## What you need to do
Nothing but a number should be given: how many lines of the records include "icon"?

## Material for this task
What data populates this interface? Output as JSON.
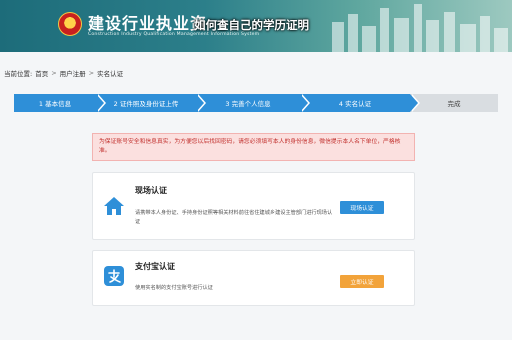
{
  "header": {
    "site_title": "建设行业执业资",
    "site_subtitle": "Construction Industry Qualification Management Information System",
    "overlay_caption": "如何查自己的学历证明"
  },
  "breadcrumb": {
    "prefix": "当前位置:",
    "items": [
      "首页",
      "用户注册",
      "实名认证"
    ],
    "separator": ">"
  },
  "steps": [
    {
      "label": "1 基本信息"
    },
    {
      "label": "2 证件照及身份证上传"
    },
    {
      "label": "3 完善个人信息"
    },
    {
      "label": "4 实名认证"
    },
    {
      "label": "完成"
    }
  ],
  "notice": {
    "text": "为保证账号安全和信息真实，为方便您以后找回密码，请您必须填写本人的身份信息，微信提示本人名下单位，严格核准。"
  },
  "cards": [
    {
      "title": "现场认证",
      "description": "请携带本人身份证、手持身份证照等相关材料前往省住建城乡建设主管部门进行现场认证",
      "button": "现场认证",
      "icon": "house-icon"
    },
    {
      "title": "支付宝认证",
      "description": "使用实名制的支付宝账号进行认证",
      "button": "立即认证",
      "icon": "alipay-icon"
    }
  ],
  "colors": {
    "accent_blue": "#2e8fd8",
    "accent_orange": "#f2a33a",
    "notice_red": "#c2312e",
    "header_teal": "#2c7f8a"
  }
}
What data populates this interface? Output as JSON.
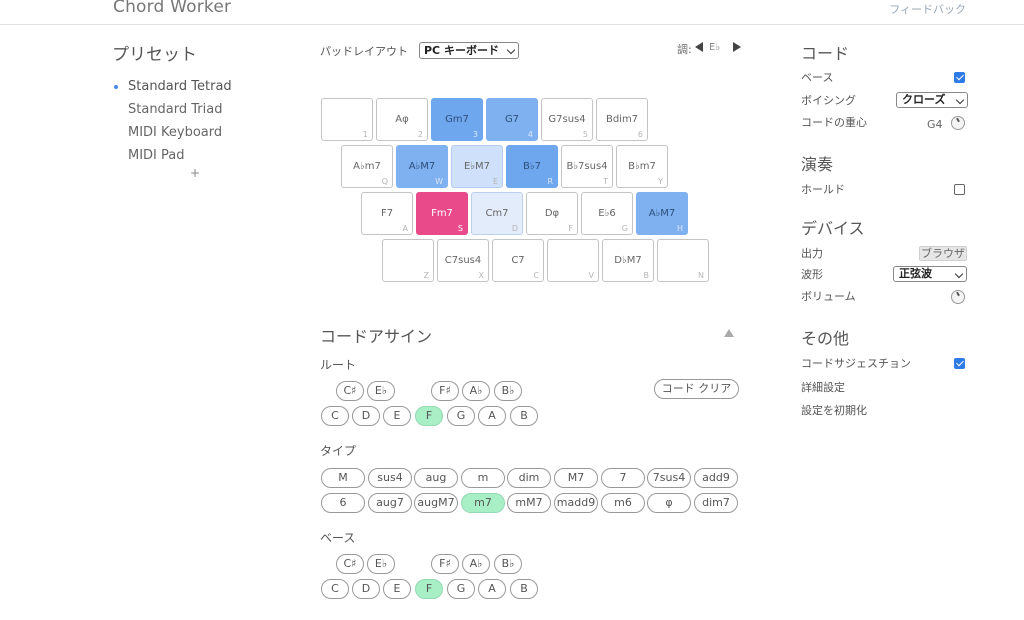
{
  "header": {
    "app_title": "Chord Worker",
    "feedback_link": "フィードバック"
  },
  "presets": {
    "title": "プリセット",
    "items": [
      "Standard Tetrad",
      "Standard Triad",
      "MIDI Keyboard",
      "MIDI Pad"
    ],
    "active_index": 0,
    "add_label": "+"
  },
  "pad_layout": {
    "label": "パッドレイアウト",
    "selected": "PC キーボード"
  },
  "key_selector": {
    "label": "調:",
    "value": "E♭"
  },
  "pads": [
    [
      {
        "chord": "",
        "key": "1",
        "state": "normal"
      },
      {
        "chord": "Aφ",
        "key": "2",
        "state": "normal"
      },
      {
        "chord": "Gm7",
        "key": "3",
        "state": "blue"
      },
      {
        "chord": "G7",
        "key": "4",
        "state": "blue2"
      },
      {
        "chord": "G7sus4",
        "key": "5",
        "state": "normal"
      },
      {
        "chord": "Bdim7",
        "key": "6",
        "state": "normal"
      }
    ],
    [
      {
        "chord": "A♭m7",
        "key": "Q",
        "state": "normal"
      },
      {
        "chord": "A♭M7",
        "key": "W",
        "state": "blue2"
      },
      {
        "chord": "E♭M7",
        "key": "E",
        "state": "light"
      },
      {
        "chord": "B♭7",
        "key": "R",
        "state": "blue"
      },
      {
        "chord": "B♭7sus4",
        "key": "T",
        "state": "normal"
      },
      {
        "chord": "B♭m7",
        "key": "Y",
        "state": "normal"
      }
    ],
    [
      {
        "chord": "F7",
        "key": "A",
        "state": "normal"
      },
      {
        "chord": "Fm7",
        "key": "S",
        "state": "pink"
      },
      {
        "chord": "Cm7",
        "key": "D",
        "state": "lighter"
      },
      {
        "chord": "Dφ",
        "key": "F",
        "state": "normal"
      },
      {
        "chord": "E♭6",
        "key": "G",
        "state": "normal"
      },
      {
        "chord": "A♭M7",
        "key": "H",
        "state": "blue2"
      }
    ],
    [
      {
        "chord": "",
        "key": "Z",
        "state": "normal"
      },
      {
        "chord": "C7sus4",
        "key": "X",
        "state": "normal"
      },
      {
        "chord": "C7",
        "key": "C",
        "state": "normal"
      },
      {
        "chord": "",
        "key": "V",
        "state": "normal"
      },
      {
        "chord": "D♭M7",
        "key": "B",
        "state": "normal"
      },
      {
        "chord": "",
        "key": "N",
        "state": "normal"
      }
    ]
  ],
  "chord_assign": {
    "title": "コードアサイン",
    "clear_label": "コード クリア",
    "root_label": "ルート",
    "root_accidentals": [
      "C♯",
      "E♭",
      "F♯",
      "A♭",
      "B♭"
    ],
    "root_naturals": [
      "C",
      "D",
      "E",
      "F",
      "G",
      "A",
      "B"
    ],
    "root_selected": "F",
    "type_label": "タイプ",
    "types_row1": [
      "M",
      "sus4",
      "aug",
      "m",
      "dim",
      "M7",
      "7",
      "7sus4",
      "add9"
    ],
    "types_row2": [
      "6",
      "aug7",
      "augM7",
      "m7",
      "mM7",
      "madd9",
      "m6",
      "φ",
      "dim7"
    ],
    "type_selected": "m7",
    "bass_label": "ベース",
    "bass_accidentals": [
      "C♯",
      "E♭",
      "F♯",
      "A♭",
      "B♭"
    ],
    "bass_naturals": [
      "C",
      "D",
      "E",
      "F",
      "G",
      "A",
      "B"
    ],
    "bass_selected": "F"
  },
  "right_panel": {
    "chord_section": "コード",
    "bass_label": "ベース",
    "bass_checked": true,
    "voicing_label": "ボイシング",
    "voicing_value": "クローズ",
    "center_label": "コードの重心",
    "center_value": "G4",
    "play_section": "演奏",
    "hold_label": "ホールド",
    "hold_checked": false,
    "device_section": "デバイス",
    "output_label": "出力",
    "output_value": "ブラウザ",
    "waveform_label": "波形",
    "waveform_value": "正弦波",
    "volume_label": "ボリューム",
    "other_section": "その他",
    "suggest_label": "コードサジェスチョン",
    "suggest_checked": true,
    "advanced_label": "詳細設定",
    "reset_label": "設定を初期化"
  },
  "colors": {
    "accent_blue": "#2f7be6",
    "pad_blue": "#6fa7ee",
    "pad_pink": "#e84a8a",
    "chip_selected": "#a8efc6"
  }
}
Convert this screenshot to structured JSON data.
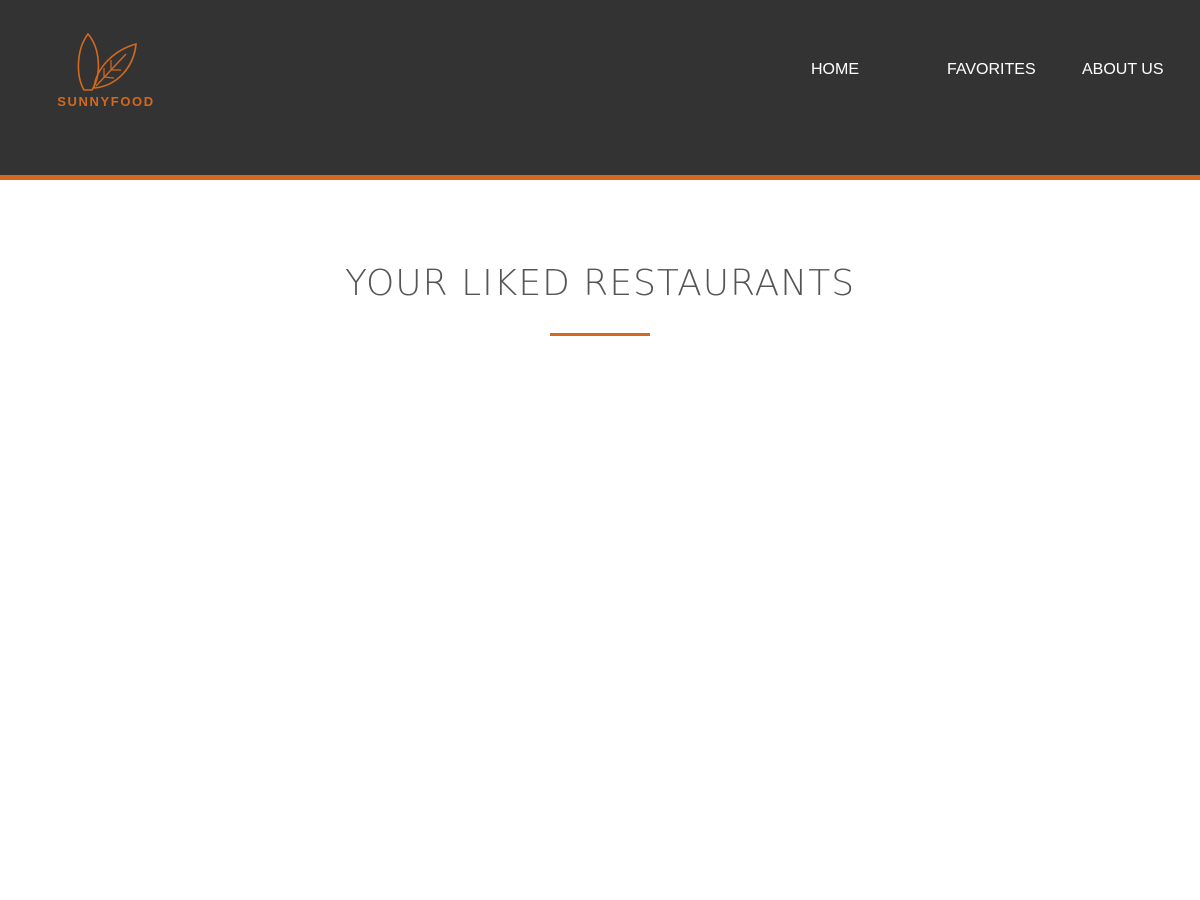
{
  "brand": {
    "name": "SUNNYFOOD",
    "accent_color": "#d2691e",
    "header_color": "#333333",
    "icon": "leaves-logo-icon"
  },
  "nav": {
    "items": [
      {
        "label": "HOME"
      },
      {
        "label": "FAVORITES"
      },
      {
        "label": "ABOUT US"
      }
    ]
  },
  "main": {
    "title": "YOUR LIKED RESTAURANTS",
    "restaurants": []
  }
}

## Answer for the task
3